Document Type


Publication Date

Spring 3-1-2019


Aim: To investigate the number of roots and root canal configurations using two coding systems and the root canal diverging and merging levels in extracted maxillary premolars in an Egyptian subpopulation using cone beam computed tomography (CBCT). Methodology: A total of 700 maxillary premolars were examined using CBCT in an Egyptian subpopulation. The number of roots was identified, and root canal configurations were classified according to Vertucci's classification and a new system for classifying root and canal morphology. In addition, the position where roots bifurcated and the levels where canals merged or diverged were identified.

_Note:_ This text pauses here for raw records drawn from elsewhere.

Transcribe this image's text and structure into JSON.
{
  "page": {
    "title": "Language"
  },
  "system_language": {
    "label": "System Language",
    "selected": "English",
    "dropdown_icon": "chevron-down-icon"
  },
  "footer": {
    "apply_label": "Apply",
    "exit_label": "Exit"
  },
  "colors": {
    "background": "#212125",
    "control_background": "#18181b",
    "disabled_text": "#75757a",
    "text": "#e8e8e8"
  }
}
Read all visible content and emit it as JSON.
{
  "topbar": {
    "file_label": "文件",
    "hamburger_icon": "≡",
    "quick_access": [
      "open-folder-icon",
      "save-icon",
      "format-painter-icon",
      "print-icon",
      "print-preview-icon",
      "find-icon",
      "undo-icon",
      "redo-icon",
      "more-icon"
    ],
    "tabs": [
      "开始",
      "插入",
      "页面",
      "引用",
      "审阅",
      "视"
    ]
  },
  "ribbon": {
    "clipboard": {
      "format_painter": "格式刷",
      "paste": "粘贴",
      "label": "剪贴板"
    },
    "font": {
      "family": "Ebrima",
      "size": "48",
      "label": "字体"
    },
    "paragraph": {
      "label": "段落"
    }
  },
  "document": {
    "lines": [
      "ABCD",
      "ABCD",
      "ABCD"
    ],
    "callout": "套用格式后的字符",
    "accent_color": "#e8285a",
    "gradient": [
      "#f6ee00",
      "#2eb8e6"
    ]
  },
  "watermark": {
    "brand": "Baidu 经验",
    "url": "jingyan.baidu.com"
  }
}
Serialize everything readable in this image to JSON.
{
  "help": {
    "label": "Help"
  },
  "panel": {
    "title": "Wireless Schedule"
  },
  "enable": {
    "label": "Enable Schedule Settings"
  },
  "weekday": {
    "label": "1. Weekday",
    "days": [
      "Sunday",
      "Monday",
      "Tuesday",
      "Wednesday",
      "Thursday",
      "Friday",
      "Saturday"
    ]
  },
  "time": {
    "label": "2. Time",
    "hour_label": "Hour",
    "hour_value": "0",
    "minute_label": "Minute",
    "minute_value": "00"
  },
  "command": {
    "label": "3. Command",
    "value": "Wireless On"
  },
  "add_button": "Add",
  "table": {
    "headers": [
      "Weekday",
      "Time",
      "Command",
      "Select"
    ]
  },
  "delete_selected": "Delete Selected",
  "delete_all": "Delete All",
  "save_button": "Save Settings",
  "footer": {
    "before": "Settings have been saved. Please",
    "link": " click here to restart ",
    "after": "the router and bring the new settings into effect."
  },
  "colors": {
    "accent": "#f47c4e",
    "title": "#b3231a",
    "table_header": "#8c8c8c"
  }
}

Fisher's exact test and independent t-test were used for statistical analysis, and the level of significance was set at 0.05 (P = 0.05). Results: More than half of maxillary first premolars were double-rooted, and the majority of maxillary second premolars were single-rooted (P < 0.001). Most of the double-rooted samples had bifurcations in the middle of the root. According to the Vertucci classification, canal configuration type IV was the most common in both first and second maxillary premolars. According to the new system, the code 2FP B1 P1 was the most common for maxillary first premolars, whilst 2SP B1 P1, 1SP2 and 1SP2-1 codes were the most common for maxillary second premolars. The three-canalled morphology in double- and three-rooted maxillary premolars had considerable variations. Root canal merging and diverging levels were comparable in both tooth types. Conclusion: Maxillary premolars in this Egyptian subpopulation had a wide range of root and canal anatomical variations. Clinicians should be aware of where canals merge and diverge to facilitate the treatment of all canals. The new system for classifying canal morphology describes the root and canal configurations in a more accurate and practical manner compared to the Vertucci classification